04 November 2008
Over the weekend, British Prime Minister Gordon Brown went cap in hand to the Middle East begging "billions of dollars" to prop up the lender of last resort, the International Monetary Fund. Already Iceland, Hungary, Belarus and Ukraine are seeking IMF loans in order to stave off financial collapse. Others are lining up.
"The world is changing," said John Curtis of the Centre for International Governance Innovation, "This reflects the slowly changing balance of financial power." When the West starts begging the sheiks for a bailout, "change" is putting it mildly.
If the 11 per cent had voted, the turnout would have been 69 per cent rather than 58 per cent, very close to the 72 per cent of the 1993 election when vicious attack ads made their debut into Canadian politics.
So will political parties take the high road in support of greater democratic participation and stop using attack ads? Not a chance. Why? Because they work. The survey indicated that 10 per cent of Liberal voters switched to Conservative as a result of the ads. Political parties are in the game to win. They are concerned about power, not democracy. Encouraging more people to vote at the possible cost of losing an election is not on the table.

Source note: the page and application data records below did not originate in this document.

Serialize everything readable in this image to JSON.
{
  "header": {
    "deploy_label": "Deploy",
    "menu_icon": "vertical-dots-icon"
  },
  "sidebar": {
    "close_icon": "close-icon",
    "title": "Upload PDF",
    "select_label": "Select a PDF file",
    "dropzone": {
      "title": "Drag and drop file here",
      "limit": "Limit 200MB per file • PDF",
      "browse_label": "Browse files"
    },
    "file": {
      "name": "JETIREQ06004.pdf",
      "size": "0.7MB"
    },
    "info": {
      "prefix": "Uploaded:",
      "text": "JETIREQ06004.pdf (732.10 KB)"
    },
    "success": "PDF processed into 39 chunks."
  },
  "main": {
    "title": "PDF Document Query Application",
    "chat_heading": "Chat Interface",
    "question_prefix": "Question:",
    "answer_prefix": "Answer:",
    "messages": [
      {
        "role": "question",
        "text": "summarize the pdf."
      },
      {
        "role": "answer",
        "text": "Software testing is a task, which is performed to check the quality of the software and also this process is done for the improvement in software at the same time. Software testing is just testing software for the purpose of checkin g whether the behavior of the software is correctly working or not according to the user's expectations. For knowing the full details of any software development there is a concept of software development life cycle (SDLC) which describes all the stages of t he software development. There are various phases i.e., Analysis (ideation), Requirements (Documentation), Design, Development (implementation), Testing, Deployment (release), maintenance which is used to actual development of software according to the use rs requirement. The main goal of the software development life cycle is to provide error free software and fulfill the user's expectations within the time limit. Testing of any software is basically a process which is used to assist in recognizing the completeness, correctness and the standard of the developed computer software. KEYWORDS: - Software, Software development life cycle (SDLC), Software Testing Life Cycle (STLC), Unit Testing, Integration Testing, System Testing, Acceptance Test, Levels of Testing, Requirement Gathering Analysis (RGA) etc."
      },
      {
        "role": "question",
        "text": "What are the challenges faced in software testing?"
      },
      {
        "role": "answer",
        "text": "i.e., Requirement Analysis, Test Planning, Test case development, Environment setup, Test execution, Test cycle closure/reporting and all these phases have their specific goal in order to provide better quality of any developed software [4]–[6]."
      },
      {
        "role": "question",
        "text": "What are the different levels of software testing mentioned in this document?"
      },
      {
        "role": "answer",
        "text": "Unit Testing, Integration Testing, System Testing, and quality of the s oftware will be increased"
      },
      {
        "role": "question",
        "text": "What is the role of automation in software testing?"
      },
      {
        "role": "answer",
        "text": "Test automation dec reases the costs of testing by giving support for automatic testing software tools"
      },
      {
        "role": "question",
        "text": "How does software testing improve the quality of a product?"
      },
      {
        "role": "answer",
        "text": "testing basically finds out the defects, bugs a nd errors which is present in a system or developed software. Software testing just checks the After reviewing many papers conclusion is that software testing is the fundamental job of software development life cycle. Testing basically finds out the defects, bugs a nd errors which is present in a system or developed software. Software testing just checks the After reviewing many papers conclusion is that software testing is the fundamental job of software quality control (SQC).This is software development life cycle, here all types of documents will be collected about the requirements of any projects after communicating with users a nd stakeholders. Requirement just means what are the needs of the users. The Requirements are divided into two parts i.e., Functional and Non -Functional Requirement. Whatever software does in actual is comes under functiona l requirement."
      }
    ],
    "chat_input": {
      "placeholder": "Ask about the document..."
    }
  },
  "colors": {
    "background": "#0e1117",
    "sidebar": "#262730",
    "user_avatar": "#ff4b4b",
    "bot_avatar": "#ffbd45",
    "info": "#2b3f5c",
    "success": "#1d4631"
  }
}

The only way the standard of campaigning could be raised is if all parties agreed to drop the attack ads. That way the playing field would remain level. The parties wouldn't lose and democracy would win. And the chances of that? As one of the Angus Reid pollsters said, regarding the coming Liberal leadership convention, "[The Conservatives] are probably preparing their attack ads right now."